Not all elements of the Paris rulebook were secured in Katowice. A substantive decision to ensure the environmental integrity of international carbon markets that held up the talks until the end was eventually punted to COP25 in Chile. In addition, while countries agreed that their climate pledges (dubbed nationally determined contributions, or NDCs) should cover a “common timeframe” starting in 2031, discussions on whether this shared timeframe should consist of five or 10 years will continue in 2019.

… tempered by wavering ambition

Although COP24 delivered on core elements of the Paris rulebook, this is just one prerequisite for achieving the Paris Agreement’s longer-term goals. As the recent special IPCC report on 1.5°C temperature rise underscored, this will ultimately require many countries to substantially ramp up their climate ambition.

However, the Katowice conference did not provide unequivocal assurances that major emitters are ready to take their responsibility in this regard.

In the first week of the meeting, four fossil fuel-producing nations refused to “welcome” the IPCC’s vital report; preferring instead to “note” it. The final text only “welcomes the timely completion” of this work: a decidedly underwhelming response to what has been characterised as a “global alarm bell” from the scientific community.

In addition, while COP24 saw the culmination of a year-long process to increase ambition known as the “Talanoa Dialogue,” the final decision text only invites countries to “consider” the Dialogue’s outcomes in increasing their ambition.

As delegations return to their capitals, efforts to bring national climate plans in line with the IPCC’s latest findings need to be taken much more seriously. As SEI highlighted during the Dialogue, many of the transformative policy tools needed to do so are already available.

 Held in the heart of one of Europe’s biggest coal-producing regions, and in parallel with France’s gilets jaunes protests, COP24 moreover demonstrated the need for the transition to a low-carbon economy to be a just one, in which the future and livelihoods of affected workers and communities are secured.

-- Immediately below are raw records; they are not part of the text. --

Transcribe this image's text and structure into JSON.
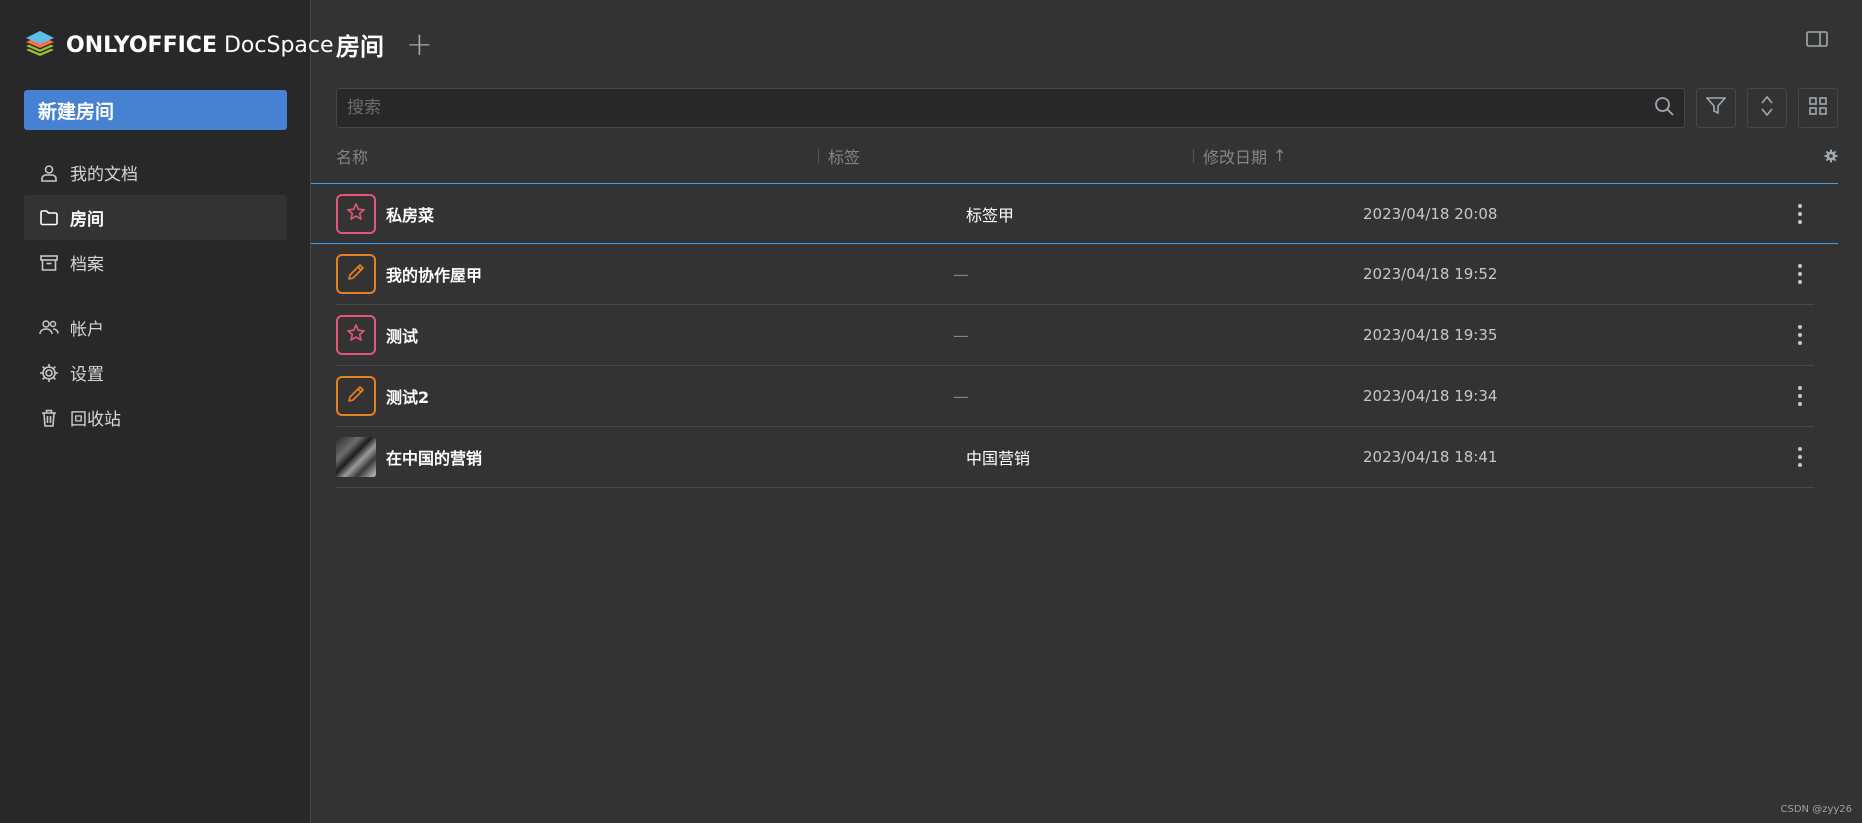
{
  "brand": {
    "name_bold": "ONLYOFFICE",
    "name_light": " DocSpace"
  },
  "sidebar": {
    "new_room_label": "新建房间",
    "items": [
      {
        "label": "我的文档",
        "icon": "user-icon"
      },
      {
        "label": "房间",
        "icon": "folder-icon",
        "active": true
      },
      {
        "label": "档案",
        "icon": "archive-icon"
      },
      {
        "label": "帐户",
        "icon": "accounts-icon"
      },
      {
        "label": "设置",
        "icon": "gear-icon"
      },
      {
        "label": "回收站",
        "icon": "trash-icon"
      }
    ]
  },
  "header": {
    "title": "房间",
    "add_label": "+"
  },
  "search": {
    "placeholder": "搜索"
  },
  "table": {
    "columns": {
      "name": "名称",
      "tags": "标签",
      "modified": "修改日期",
      "sort_arrow": "↑"
    },
    "rows": [
      {
        "name": "私房菜",
        "tag": "标签甲",
        "date": "2023/04/18 20:08",
        "icon": "star-icon",
        "selected": true
      },
      {
        "name": "我的协作屋甲",
        "tag": "—",
        "date": "2023/04/18 19:52",
        "icon": "pencil-icon"
      },
      {
        "name": "测试",
        "tag": "—",
        "date": "2023/04/18 19:35",
        "icon": "star-icon"
      },
      {
        "name": "测试2",
        "tag": "—",
        "date": "2023/04/18 19:34",
        "icon": "pencil-icon"
      },
      {
        "name": "在中国的营销",
        "tag": "中国营销",
        "date": "2023/04/18 18:41",
        "icon": "photo-thumbnail"
      }
    ]
  },
  "watermark": "CSDN @zyy26",
  "colors": {
    "accent": "#4781d1",
    "star_room": "#e4557c",
    "edit_room": "#e5811e",
    "selection": "#4a9bdc"
  }
}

What are the next steps?

To truly keep Paris alive, governments will need to submit strengthened NDCs and long-term climate strategies, and to provide significantly enhanced support before the deadline of 2020. The UN Secretary-General’s Climate Summit in September 2019 is the next big opportunity to take a leap forward on climate action.